2. Scupper Holes:  SOT kayaks have scupper holes molded into their hulls. Because of the geometry of the SOT hull and problems of heat distribution during the rotational molding process, it’s difficult to achieve optimal wall thickness in the scupper holes’ area. This results in scupper holes that typically have thinner walls than other parts of the hull. Strain put on the scupper holes can cause cracks along the parting line within them, and result in water leaking into the hull. Such cracks in the scupper holes can appear after using them as stakeout pole points, attachment points for wheeled carts, through inadequate storage, and in some cases just as a result of normal use.

3. Wear and Tear:   SOT kayaks, like other kayaks, can develop wear-and-tear holes in their hulls in the course of normal usage. Such holes can be caused by cracks, cuts, deep scratches and punctures, but they are particularly dangerous when they occur in this type of kayak because its closed hull makes it difficult to detect them, whether on water or on shore.

4. Deck Gear:   All fishing kayaks are outfitted with deck gear, especially rod holders. This requires drilling holes in the hull, and attaching the gear with either bolts or rivets. Any hole in a Polyethylene hull presents a potential problem because it’s hard to seal effectively. Over time bolts can become loose and make the holes lose their water tightness. This problem is particularly dangerous in SOT kayaks for two reasons: One is because their decks are so close to the waterline, and the second being the fact that the closed hull makes it harder to detect leaks.

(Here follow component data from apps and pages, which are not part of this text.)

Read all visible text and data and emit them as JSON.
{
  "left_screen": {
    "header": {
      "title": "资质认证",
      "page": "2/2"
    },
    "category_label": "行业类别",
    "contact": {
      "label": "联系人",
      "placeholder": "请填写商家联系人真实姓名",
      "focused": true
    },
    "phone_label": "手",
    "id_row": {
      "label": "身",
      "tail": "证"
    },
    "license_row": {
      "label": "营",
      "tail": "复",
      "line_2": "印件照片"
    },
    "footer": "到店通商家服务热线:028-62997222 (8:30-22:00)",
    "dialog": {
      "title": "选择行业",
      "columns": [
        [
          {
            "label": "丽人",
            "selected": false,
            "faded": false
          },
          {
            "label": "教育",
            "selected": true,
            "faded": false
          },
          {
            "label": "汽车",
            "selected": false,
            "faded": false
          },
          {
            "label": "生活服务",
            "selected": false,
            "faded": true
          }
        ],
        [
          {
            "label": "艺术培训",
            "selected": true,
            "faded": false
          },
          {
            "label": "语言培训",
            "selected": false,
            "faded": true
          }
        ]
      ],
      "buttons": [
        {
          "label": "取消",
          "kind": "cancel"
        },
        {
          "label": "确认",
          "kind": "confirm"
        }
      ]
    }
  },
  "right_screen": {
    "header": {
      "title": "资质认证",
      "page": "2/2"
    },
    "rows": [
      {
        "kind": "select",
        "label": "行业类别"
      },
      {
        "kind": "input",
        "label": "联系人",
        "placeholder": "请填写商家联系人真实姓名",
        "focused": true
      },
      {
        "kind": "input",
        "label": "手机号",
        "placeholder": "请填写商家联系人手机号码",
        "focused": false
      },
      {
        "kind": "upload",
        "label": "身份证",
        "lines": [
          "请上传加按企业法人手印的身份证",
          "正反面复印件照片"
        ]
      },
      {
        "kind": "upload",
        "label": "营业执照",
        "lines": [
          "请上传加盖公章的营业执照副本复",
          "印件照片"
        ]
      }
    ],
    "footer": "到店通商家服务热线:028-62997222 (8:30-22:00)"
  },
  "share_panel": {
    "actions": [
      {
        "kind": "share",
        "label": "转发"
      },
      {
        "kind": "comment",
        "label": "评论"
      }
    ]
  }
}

Unlike kayaking, kayak fishing is more of a stationary sport. This is an important fact because when you’re paddling a kayak that’s partially filled with water it handles differently from a dry one, but the difference is hardly perceptible when you’re not paddling. That is to say that the chances of you detecting a leak in a SOT hull while you’re fishing from it are smaller than if you paddled it, or if you fished from another kayak that does not feature a closed hull.

Read more about ocean kayak fishing >